◆ AIM OF THE EXERCISE
Please retype all the data below exactly, line for line.

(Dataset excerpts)
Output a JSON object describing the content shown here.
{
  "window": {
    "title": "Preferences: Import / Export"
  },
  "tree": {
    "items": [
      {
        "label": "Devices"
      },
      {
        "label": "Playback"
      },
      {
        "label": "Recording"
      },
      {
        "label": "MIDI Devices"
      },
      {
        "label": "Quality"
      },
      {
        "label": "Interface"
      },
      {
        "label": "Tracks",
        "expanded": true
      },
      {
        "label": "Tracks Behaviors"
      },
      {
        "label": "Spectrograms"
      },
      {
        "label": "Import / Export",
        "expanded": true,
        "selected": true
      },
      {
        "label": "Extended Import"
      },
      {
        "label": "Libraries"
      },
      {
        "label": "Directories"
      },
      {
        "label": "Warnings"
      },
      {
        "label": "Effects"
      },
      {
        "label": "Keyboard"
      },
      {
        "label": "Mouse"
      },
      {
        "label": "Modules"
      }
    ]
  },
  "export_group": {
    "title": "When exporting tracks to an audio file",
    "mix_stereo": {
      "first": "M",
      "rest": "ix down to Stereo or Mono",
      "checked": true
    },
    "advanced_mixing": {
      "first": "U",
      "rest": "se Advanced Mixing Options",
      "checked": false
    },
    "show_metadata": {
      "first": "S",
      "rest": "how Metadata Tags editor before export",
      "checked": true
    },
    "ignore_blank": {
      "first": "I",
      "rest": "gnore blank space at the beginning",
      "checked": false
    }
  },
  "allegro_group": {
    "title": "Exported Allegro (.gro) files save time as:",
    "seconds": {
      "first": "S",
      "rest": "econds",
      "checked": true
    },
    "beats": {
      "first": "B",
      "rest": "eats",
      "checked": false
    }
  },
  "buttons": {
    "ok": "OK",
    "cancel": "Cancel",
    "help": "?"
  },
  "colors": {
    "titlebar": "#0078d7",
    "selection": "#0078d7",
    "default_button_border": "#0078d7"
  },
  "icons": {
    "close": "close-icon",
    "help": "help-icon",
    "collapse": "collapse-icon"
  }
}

◆ COMPLETED EXERCISE
Output a JSON object describing the content shown here.
{
  "window": {
    "title": "Preferences: Import / Export"
  },
  "tree": {
    "items": [
      {
        "label": "Devices"
      },
      {
        "label": "Playback"
      },
      {
        "label": "Recording"
      },
      {
        "label": "MIDI Devices"
      },
      {
        "label": "Quality"
      },
      {
        "label": "Interface"
      },
      {
        "label": "Tracks",
        "expanded": true
      },
      {
        "label": "Tracks Behaviors"
      },
      {
        "label": "Spectrograms"
      },
      {
        "label": "Import / Export",
        "expanded": true,
        "selected": true
      },
      {
        "label": "Extended Import"
      },
      {
        "label": "Libraries"
      },
      {
        "label": "Directories"
      },
      {
        "label": "Warnings"
      },
      {
        "label": "Effects"
      },
      {
        "label": "Keyboard"
      },
      {
        "label": "Mouse"
      },
      {
        "label": "Modules"
      }
    ]
  },
  "export_group": {
    "title": "When exporting tracks to an audio file",
    "mix_stereo": {
      "first": "M",
      "rest": "ix down to Stereo or Mono",
      "checked": true
    },
    "advanced_mixing": {
      "first": "U",
      "rest": "se Advanced Mixing Options",
      "checked": false
    },
    "show_metadata": {
      "first": "S",
      "rest": "how Metadata Tags editor before export",
      "checked": true
    },
    "ignore_blank": {
      "first": "I",
      "rest": "gnore blank space at the beginning",
      "checked": false
    }
  },
  "allegro_group": {
    "title": "Exported Allegro (.gro) files save time as:",
    "seconds": {
      "first": "S",
      "rest": "econds",
      "checked": true
    },
    "beats": {
      "first": "B",
      "rest": "eats",
      "checked": false
    }
  },
  "buttons": {
    "ok": "OK",
    "cancel": "Cancel",
    "help": "?"
  },
  "colors": {
    "titlebar": "#0078d7",
    "selection": "#0078d7",
    "default_button_border": "#0078d7"
  },
  "icons": {
    "close": "close-icon",
    "help": "help-icon",
    "collapse": "collapse-icon"
  }
}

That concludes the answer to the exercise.